DATA PROVIDED ▸
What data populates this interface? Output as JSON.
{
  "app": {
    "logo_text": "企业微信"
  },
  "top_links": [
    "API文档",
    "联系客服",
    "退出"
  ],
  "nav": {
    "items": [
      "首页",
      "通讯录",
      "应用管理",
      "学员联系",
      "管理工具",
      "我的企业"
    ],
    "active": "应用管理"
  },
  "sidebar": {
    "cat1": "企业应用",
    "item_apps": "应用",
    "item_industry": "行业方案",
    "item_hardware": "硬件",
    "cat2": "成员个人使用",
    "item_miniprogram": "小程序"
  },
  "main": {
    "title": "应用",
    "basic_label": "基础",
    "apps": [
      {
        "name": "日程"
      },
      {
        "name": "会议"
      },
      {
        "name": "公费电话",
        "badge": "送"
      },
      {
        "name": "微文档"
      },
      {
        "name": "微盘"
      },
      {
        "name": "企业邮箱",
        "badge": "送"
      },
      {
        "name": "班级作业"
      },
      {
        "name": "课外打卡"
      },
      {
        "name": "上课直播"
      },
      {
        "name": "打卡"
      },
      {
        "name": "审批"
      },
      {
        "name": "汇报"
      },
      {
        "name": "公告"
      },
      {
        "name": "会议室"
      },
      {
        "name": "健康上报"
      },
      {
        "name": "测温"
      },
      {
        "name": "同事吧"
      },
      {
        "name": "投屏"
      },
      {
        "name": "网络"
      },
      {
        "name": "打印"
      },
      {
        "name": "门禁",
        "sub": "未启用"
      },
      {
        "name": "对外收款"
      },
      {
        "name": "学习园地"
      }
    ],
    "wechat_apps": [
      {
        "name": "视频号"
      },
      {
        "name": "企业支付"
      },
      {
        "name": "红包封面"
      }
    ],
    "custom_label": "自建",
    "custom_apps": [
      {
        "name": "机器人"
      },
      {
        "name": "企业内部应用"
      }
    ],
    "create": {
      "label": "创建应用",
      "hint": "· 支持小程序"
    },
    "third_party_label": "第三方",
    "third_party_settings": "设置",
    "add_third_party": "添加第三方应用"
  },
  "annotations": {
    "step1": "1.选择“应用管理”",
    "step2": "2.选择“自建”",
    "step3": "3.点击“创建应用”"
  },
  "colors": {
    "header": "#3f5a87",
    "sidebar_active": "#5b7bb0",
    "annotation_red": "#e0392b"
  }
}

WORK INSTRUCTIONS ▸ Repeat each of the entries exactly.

THE ANSWER ▸
What data populates this interface? Output as JSON.
{
  "app": {
    "logo_text": "企业微信"
  },
  "top_links": [
    "API文档",
    "联系客服",
    "退出"
  ],
  "nav": {
    "items": [
      "首页",
      "通讯录",
      "应用管理",
      "学员联系",
      "管理工具",
      "我的企业"
    ],
    "active": "应用管理"
  },
  "sidebar": {
    "cat1": "企业应用",
    "item_apps": "应用",
    "item_industry": "行业方案",
    "item_hardware": "硬件",
    "cat2": "成员个人使用",
    "item_miniprogram": "小程序"
  },
  "main": {
    "title": "应用",
    "basic_label": "基础",
    "apps": [
      {
        "name": "日程"
      },
      {
        "name": "会议"
      },
      {
        "name": "公费电话",
        "badge": "送"
      },
      {
        "name": "微文档"
      },
      {
        "name": "微盘"
      },
      {
        "name": "企业邮箱",
        "badge": "送"
      },
      {
        "name": "班级作业"
      },
      {
        "name": "课外打卡"
      },
      {
        "name": "上课直播"
      },
      {
        "name": "打卡"
      },
      {
        "name": "审批"
      },
      {
        "name": "汇报"
      },
      {
        "name": "公告"
      },
      {
        "name": "会议室"
      },
      {
        "name": "健康上报"
      },
      {
        "name": "测温"
      },
      {
        "name": "同事吧"
      },
      {
        "name": "投屏"
      },
      {
        "name": "网络"
      },
      {
        "name": "打印"
      },
      {
        "name": "门禁",
        "sub": "未启用"
      },
      {
        "name": "对外收款"
      },
      {
        "name": "学习园地"
      }
    ],
    "wechat_apps": [
      {
        "name": "视频号"
      },
      {
        "name": "企业支付"
      },
      {
        "name": "红包封面"
      }
    ],
    "custom_label": "自建",
    "custom_apps": [
      {
        "name": "机器人"
      },
      {
        "name": "企业内部应用"
      }
    ],
    "create": {
      "label": "创建应用",
      "hint": "· 支持小程序"
    },
    "third_party_label": "第三方",
    "third_party_settings": "设置",
    "add_third_party": "添加第三方应用"
  },
  "annotations": {
    "step1": "1.选择“应用管理”",
    "step2": "2.选择“自建”",
    "step3": "3.点击“创建应用”"
  },
  "colors": {
    "header": "#3f5a87",
    "sidebar_active": "#5b7bb0",
    "annotation_red": "#e0392b"
  }
}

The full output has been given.